Yes, the two slowest mice in the comparison are wireless. However, that goes for two of the top three too. So it’s more about the individual mouse itself instead of whether it’s wired or wireless.
Another factor to consider is the effect of the mouse’s cable on your gaming. All of the wired mice on our list come with the company’s own take on a lightweight and flexible cable. Some are better than others, and most do a solid job of getting out of the way of flicks and rapid movements.
They’re good on their own, but adding a mouse bungee will make most wired mice feel almost wireless. That said, nothing’s quite as liberating as using a wireless mouse. Sure, they cost and weigh more than their wired counterparts, but that might be worth it if you want to totally eliminate the risk of a cable getting in the way of your shot.
We’re not going to claim that lightweight mice are for everyone. You may prefer the more reassuring feel of heavier mice, and that’s fine too. But we’re big fans of light mice and the positive effect they have on your aim. So we think that everyone should at least try one to see if they like it. Who knows, you might end up joining the lightweight mouse fan club.

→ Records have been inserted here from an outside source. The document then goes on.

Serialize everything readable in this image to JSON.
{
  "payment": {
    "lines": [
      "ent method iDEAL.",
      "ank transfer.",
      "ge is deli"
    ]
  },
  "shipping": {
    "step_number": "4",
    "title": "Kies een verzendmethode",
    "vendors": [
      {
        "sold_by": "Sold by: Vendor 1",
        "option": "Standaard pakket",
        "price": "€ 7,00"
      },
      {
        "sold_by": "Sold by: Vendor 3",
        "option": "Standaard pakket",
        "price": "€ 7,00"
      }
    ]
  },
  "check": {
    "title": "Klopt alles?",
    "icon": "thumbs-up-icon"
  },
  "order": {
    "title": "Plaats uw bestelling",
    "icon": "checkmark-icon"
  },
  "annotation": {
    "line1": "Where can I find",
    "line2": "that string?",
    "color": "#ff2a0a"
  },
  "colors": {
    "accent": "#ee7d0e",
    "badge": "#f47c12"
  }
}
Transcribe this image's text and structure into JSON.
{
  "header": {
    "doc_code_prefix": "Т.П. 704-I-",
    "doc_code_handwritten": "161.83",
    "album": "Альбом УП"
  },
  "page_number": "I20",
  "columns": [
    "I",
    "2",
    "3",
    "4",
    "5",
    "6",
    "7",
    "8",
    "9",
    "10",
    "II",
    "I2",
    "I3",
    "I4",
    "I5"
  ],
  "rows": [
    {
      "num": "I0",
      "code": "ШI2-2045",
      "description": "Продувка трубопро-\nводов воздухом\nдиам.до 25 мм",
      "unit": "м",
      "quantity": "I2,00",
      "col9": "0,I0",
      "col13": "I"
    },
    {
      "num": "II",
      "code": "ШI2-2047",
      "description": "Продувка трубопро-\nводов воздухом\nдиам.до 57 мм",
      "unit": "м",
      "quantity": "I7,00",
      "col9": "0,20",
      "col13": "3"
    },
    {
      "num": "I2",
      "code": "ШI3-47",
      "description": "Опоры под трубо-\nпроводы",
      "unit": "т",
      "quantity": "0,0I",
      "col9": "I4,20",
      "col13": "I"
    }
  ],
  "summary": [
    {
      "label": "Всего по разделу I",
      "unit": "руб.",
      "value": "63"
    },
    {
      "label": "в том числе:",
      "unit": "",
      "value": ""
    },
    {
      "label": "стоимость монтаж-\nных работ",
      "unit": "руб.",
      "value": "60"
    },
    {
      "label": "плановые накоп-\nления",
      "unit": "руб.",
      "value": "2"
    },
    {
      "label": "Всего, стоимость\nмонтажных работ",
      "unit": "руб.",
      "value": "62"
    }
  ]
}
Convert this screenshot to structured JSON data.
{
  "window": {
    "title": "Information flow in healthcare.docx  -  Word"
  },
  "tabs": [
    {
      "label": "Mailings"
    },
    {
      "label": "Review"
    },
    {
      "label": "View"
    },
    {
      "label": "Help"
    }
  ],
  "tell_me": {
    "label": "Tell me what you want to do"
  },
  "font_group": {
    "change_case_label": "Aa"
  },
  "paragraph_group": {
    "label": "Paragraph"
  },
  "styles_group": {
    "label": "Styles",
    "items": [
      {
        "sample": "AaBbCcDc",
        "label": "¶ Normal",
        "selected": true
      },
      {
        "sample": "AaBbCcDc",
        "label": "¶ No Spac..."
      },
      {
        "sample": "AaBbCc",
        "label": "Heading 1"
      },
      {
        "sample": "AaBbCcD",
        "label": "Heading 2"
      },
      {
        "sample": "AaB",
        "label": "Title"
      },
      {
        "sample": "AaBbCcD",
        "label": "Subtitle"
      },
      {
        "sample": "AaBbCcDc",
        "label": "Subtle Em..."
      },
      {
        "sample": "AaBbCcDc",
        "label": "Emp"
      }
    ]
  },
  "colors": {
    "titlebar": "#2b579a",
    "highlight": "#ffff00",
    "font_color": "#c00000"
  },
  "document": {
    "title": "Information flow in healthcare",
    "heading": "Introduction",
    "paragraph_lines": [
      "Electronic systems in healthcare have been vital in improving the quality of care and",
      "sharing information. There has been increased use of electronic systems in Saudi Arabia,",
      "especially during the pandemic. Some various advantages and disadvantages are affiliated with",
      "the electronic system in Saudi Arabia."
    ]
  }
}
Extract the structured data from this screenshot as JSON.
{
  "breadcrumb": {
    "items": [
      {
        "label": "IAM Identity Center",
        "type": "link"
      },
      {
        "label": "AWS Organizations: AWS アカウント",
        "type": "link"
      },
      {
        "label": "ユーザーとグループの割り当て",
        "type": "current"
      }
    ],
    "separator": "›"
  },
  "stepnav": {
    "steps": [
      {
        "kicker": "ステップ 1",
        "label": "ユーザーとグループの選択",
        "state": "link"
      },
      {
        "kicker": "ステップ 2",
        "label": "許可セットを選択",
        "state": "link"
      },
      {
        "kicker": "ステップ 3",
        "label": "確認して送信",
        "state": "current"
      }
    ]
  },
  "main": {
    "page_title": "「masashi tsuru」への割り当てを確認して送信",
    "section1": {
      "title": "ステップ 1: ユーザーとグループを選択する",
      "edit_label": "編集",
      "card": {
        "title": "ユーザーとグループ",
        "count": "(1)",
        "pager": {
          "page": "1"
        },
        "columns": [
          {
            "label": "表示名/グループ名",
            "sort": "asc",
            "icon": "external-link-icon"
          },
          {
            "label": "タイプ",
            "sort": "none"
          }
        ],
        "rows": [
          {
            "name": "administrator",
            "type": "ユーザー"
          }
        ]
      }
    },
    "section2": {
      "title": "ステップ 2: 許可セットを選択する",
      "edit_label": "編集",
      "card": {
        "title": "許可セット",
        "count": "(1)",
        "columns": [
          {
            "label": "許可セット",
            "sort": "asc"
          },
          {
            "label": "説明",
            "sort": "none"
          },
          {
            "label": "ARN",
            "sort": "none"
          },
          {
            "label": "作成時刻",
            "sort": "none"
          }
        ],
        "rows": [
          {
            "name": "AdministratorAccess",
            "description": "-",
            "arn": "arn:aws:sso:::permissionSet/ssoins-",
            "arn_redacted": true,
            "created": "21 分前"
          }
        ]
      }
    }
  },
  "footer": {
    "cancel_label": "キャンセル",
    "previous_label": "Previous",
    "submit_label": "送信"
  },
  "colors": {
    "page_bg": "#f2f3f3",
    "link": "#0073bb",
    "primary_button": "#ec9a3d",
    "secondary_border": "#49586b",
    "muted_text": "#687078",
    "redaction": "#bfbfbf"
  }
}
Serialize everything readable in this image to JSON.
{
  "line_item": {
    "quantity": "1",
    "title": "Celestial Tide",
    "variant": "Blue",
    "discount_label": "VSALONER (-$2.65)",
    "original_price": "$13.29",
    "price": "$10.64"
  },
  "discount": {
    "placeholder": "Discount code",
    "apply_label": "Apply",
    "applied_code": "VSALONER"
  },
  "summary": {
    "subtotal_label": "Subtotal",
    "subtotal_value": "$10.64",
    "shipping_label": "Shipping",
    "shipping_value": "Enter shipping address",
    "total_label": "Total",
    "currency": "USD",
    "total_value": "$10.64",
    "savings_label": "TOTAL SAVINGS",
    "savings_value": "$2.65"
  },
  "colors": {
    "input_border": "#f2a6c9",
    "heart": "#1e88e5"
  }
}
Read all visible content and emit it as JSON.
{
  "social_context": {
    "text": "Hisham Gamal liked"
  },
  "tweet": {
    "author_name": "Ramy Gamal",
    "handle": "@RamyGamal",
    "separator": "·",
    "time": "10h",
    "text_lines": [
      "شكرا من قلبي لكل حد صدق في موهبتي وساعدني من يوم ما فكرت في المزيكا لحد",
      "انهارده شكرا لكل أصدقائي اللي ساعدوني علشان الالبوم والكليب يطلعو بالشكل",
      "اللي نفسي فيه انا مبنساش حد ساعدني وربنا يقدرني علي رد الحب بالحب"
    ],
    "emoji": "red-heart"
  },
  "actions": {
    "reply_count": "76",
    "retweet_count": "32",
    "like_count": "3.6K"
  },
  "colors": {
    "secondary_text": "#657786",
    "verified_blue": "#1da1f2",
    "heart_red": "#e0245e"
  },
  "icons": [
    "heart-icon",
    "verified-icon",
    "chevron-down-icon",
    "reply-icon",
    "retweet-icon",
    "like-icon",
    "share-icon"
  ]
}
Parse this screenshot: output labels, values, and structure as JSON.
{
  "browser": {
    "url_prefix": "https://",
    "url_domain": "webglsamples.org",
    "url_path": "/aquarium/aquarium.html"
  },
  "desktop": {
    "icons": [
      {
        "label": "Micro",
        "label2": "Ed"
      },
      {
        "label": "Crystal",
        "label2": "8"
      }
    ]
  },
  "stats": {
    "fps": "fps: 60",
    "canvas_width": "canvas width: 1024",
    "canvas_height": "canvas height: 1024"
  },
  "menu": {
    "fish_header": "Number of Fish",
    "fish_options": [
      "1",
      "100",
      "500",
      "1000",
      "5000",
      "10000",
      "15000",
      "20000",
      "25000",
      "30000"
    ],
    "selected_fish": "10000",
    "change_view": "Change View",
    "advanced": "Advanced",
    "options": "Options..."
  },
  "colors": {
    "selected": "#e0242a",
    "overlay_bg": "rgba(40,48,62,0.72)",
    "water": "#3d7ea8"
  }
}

If you’re set on getting a lightweight mouse but aren’t sure where to start, we’d recommend looking into the Glorious Model O and Model D first. Neither is the lightest gaming mouse around, but they’re affordable and don’t really have any deal-breaking quirks. Just make sure you get the correct version for your hand, and you should be set.